Town considers second recycling bins, increased frequency

Town considers second recycling bins, increased frequency

NORTH PROVIDENCE – Town officials will consider a couple of proposals to help increase recycling in town.

The Town Council’s finance subcommittee, at its Oct. 26 meeting, will hold a discussion and possible vote on the cost and feasibility of:

• Providing additional recycling totes at no cost to residents who request them;

• And/or increasing the frequency of recycling pickups for every household.

The town currently runs recycling trucks every other week and offers residents a single 65-gallon tote unless they purchase a second one.
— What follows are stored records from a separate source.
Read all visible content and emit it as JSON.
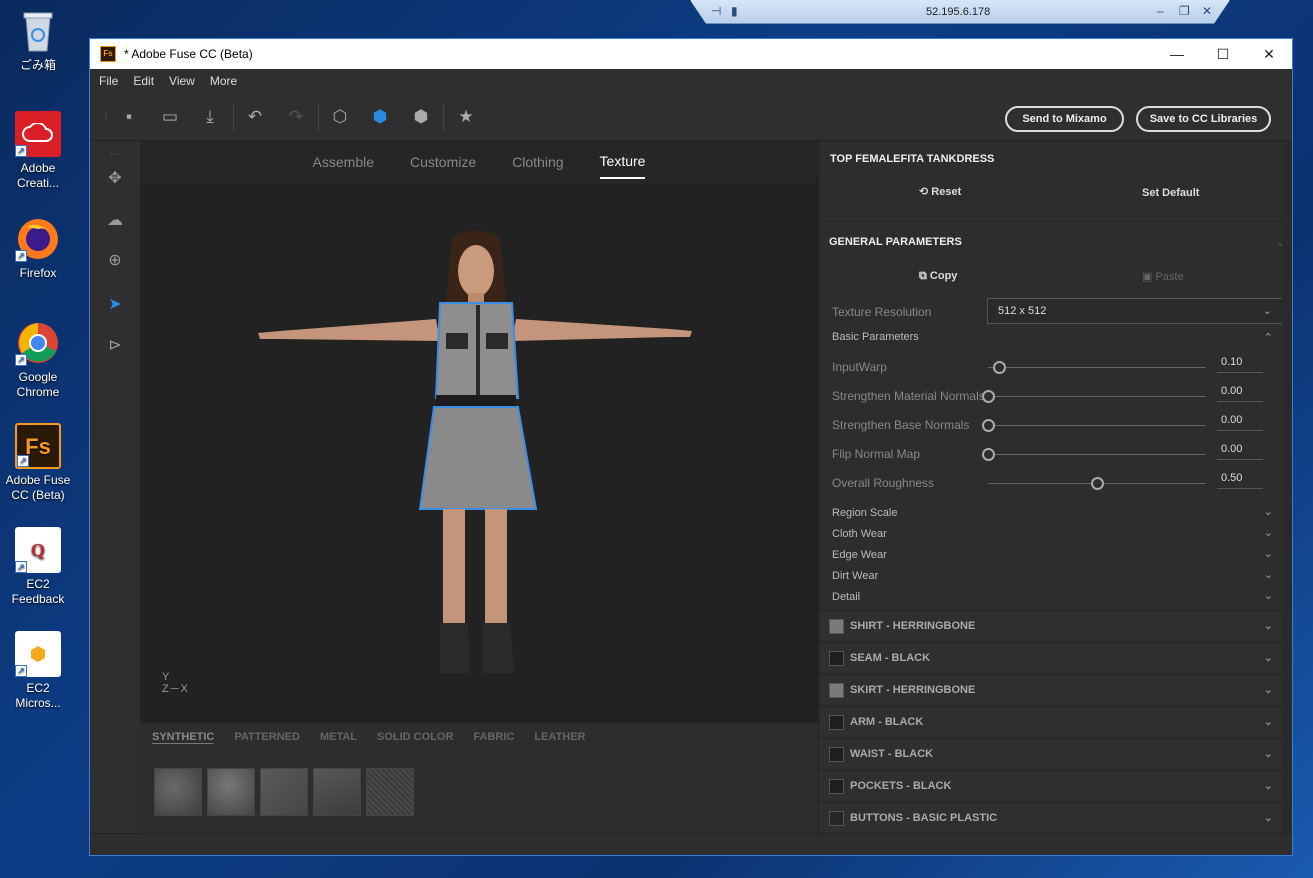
{
  "desktop": {
    "icons": [
      {
        "label": "ごみ箱",
        "icon": "recycle-bin-icon"
      },
      {
        "label": "Adobe Creati...",
        "icon": "adobe-cc-icon"
      },
      {
        "label": "Firefox",
        "icon": "firefox-icon"
      },
      {
        "label": "Google Chrome",
        "icon": "chrome-icon"
      },
      {
        "label": "Adobe Fuse CC (Beta)",
        "icon": "fuse-icon"
      },
      {
        "label": "EC2 Feedback",
        "icon": "ec2-feedback-icon"
      },
      {
        "label": "EC2 Micros...",
        "icon": "ec2-micro-icon"
      }
    ]
  },
  "rdp": {
    "address": "52.195.6.178"
  },
  "window": {
    "title": "* Adobe Fuse CC (Beta)",
    "app_icon_text": "Fs",
    "menu": [
      "File",
      "Edit",
      "View",
      "More"
    ]
  },
  "toolbar": {
    "send_mixamo": "Send to Mixamo",
    "save_cc": "Save to CC Libraries"
  },
  "tabs": [
    {
      "label": "Assemble",
      "active": false
    },
    {
      "label": "Customize",
      "active": false
    },
    {
      "label": "Clothing",
      "active": false
    },
    {
      "label": "Texture",
      "active": true
    }
  ],
  "axes": {
    "y": "Y",
    "x": "X",
    "z": "Z"
  },
  "material_tabs": [
    {
      "label": "SYNTHETIC",
      "active": true
    },
    {
      "label": "PATTERNED",
      "active": false
    },
    {
      "label": "METAL",
      "active": false
    },
    {
      "label": "SOLID COLOR",
      "active": false
    },
    {
      "label": "FABRIC",
      "active": false
    },
    {
      "label": "LEATHER",
      "active": false
    }
  ],
  "panel": {
    "title": "TOP FEMALEFITA TANKDRESS",
    "reset": "Reset",
    "set_default": "Set Default",
    "general_header": "GENERAL PARAMETERS",
    "copy": "Copy",
    "paste": "Paste",
    "texture_resolution_label": "Texture Resolution",
    "texture_resolution_value": "512 x 512",
    "basic_parameters": "Basic Parameters",
    "sliders": [
      {
        "label": "InputWarp",
        "value": "0.10",
        "fraction": 0.05
      },
      {
        "label": "Strengthen Material Normals",
        "value": "0.00",
        "fraction": 0.0
      },
      {
        "label": "Strengthen Base Normals",
        "value": "0.00",
        "fraction": 0.0
      },
      {
        "label": "Flip Normal Map",
        "value": "0.00",
        "fraction": 0.0
      },
      {
        "label": "Overall Roughness",
        "value": "0.50",
        "fraction": 0.5
      }
    ],
    "sections": [
      "Region Scale",
      "Cloth Wear",
      "Edge Wear",
      "Dirt Wear",
      "Detail"
    ],
    "materials": [
      {
        "label": "SHIRT - HERRINGBONE",
        "color": "#7a7a7a"
      },
      {
        "label": "SEAM - BLACK",
        "color": "#1e1e1e"
      },
      {
        "label": "SKIRT - HERRINGBONE",
        "color": "#7a7a7a"
      },
      {
        "label": "ARM - BLACK",
        "color": "#1e1e1e"
      },
      {
        "label": "WAIST - BLACK",
        "color": "#1e1e1e"
      },
      {
        "label": "POCKETS - BLACK",
        "color": "#1e1e1e"
      },
      {
        "label": "BUTTONS - BASIC PLASTIC",
        "color": "#262626"
      }
    ]
  }
}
Town Councilor Kenneth Amoriggi is initiating the discussion, telling The Breeze that for those like him who are committed to recycling, one bin simply doesn’t cut it.

“Many, many people feel the same way as we do,” he said.
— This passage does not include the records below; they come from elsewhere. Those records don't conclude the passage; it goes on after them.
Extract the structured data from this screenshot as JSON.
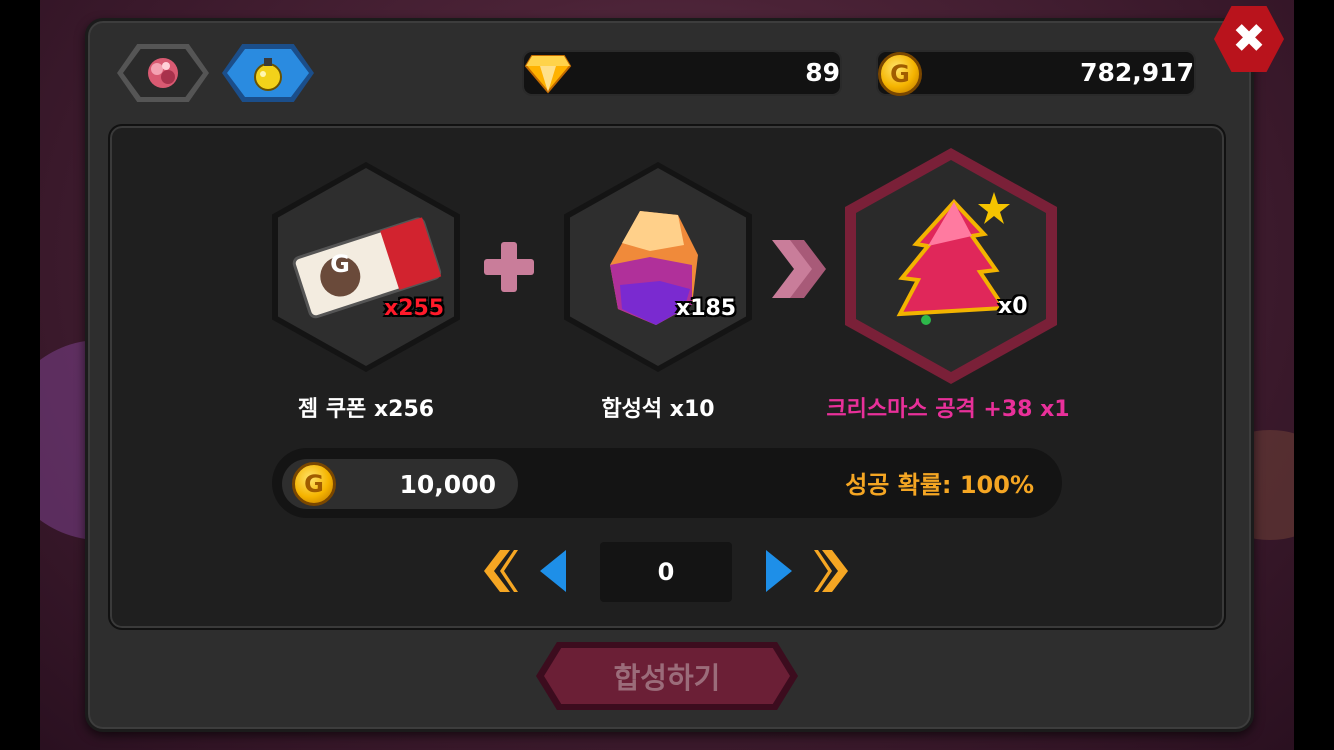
{
  "tabs": [
    {
      "icon": "red-gem-icon",
      "active": false
    },
    {
      "icon": "gold-potion-icon",
      "active": true
    }
  ],
  "currency": {
    "diamonds": "89",
    "gold": "782,917"
  },
  "recipe": {
    "ingredient1": {
      "name": "젬 쿠폰 x256",
      "qty": "x255",
      "icon": "gem-coupon-icon",
      "coupon_letter": "G"
    },
    "ingredient2": {
      "name": "합성석 x10",
      "qty": "x185",
      "icon": "synthesis-stone-icon"
    },
    "result": {
      "name": "크리스마스 공격 +38 x1",
      "qty": "x0",
      "icon": "christmas-tree-gem-icon"
    }
  },
  "cost": {
    "coin_letter": "G",
    "amount": "10,000",
    "success_rate": "성공 확률: 100%"
  },
  "quantity": {
    "value": "0"
  },
  "combine_button": "합성하기",
  "close_label": "✖",
  "colors": {
    "result_label": "#e9309a",
    "success_rate": "#f5a623",
    "gold": "#f5b400",
    "active_tab": "#2a8be0"
  }
}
Many other communities, such as Cumberland, have 65-gallon recycling totes but offer recycling services every week. Even then, residents say it’s still not enough room for everything they’d like to recycle.

Amoriggi said that making one or both of his proposed moves would help the town finally boost its recycling rate well above 25 percent, which is short of its state-mandated rate of 35 percent and annually costs taxpayers significant dollars in penalties. Other motivating factors are protecting the environment and maintaining the long-term sustainability of the state’s landfill, he said.
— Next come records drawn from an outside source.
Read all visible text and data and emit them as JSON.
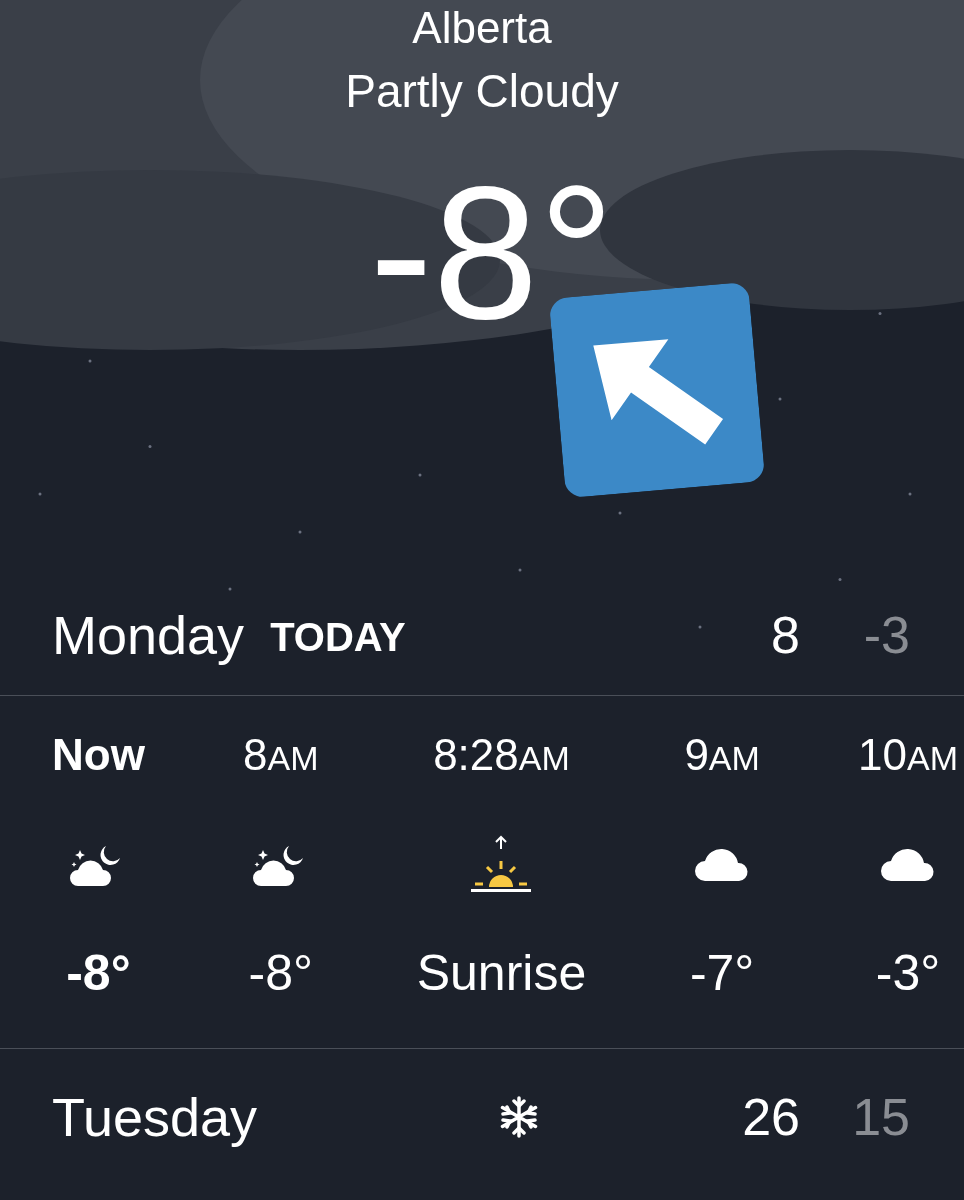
{
  "location": {
    "city": "Alberta",
    "condition": "Partly Cloudy",
    "temperature": "-8°"
  },
  "today": {
    "day": "Monday",
    "label": "TODAY",
    "high": "8",
    "low": "-3"
  },
  "hourly": [
    {
      "time": "Now",
      "current": true,
      "kind": "moon-cloud",
      "value": "-8°"
    },
    {
      "time": "8",
      "suffix": "AM",
      "current": false,
      "kind": "moon-cloud",
      "value": "-8°"
    },
    {
      "time": "8:28",
      "suffix": "AM",
      "current": false,
      "kind": "sunrise",
      "value": "Sunrise"
    },
    {
      "time": "9",
      "suffix": "AM",
      "current": false,
      "kind": "cloud",
      "value": "-7°"
    },
    {
      "time": "10",
      "suffix": "AM",
      "current": false,
      "kind": "cloud",
      "value": "-3°"
    }
  ],
  "days": [
    {
      "day": "Tuesday",
      "kind": "snow",
      "high": "26",
      "low": "15"
    }
  ]
}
Mayor Charles Lombardi said this week that the cost of increasing frequency on pickups would likely be prohibitive, but said giving people a second bin is a more cost-effective option because the truck driver can get it while they’re already there.

Though residents should be paying the $65 fee for a second bin, said Lombardi, the town has been delivering them for free if people ask for them.

“If they’re going to go out of their way to recycle more, then we should probably give it to them,” he said.

Lombardi said the town’s recycling rate has been edging up slightly over 25 percent, and he credits the town’s move two years ago to add single wheeled trash totes and residents’ overall willingness to recycle more. He said he’s hopeful that efforts to educate on better recycling might finally be paying off.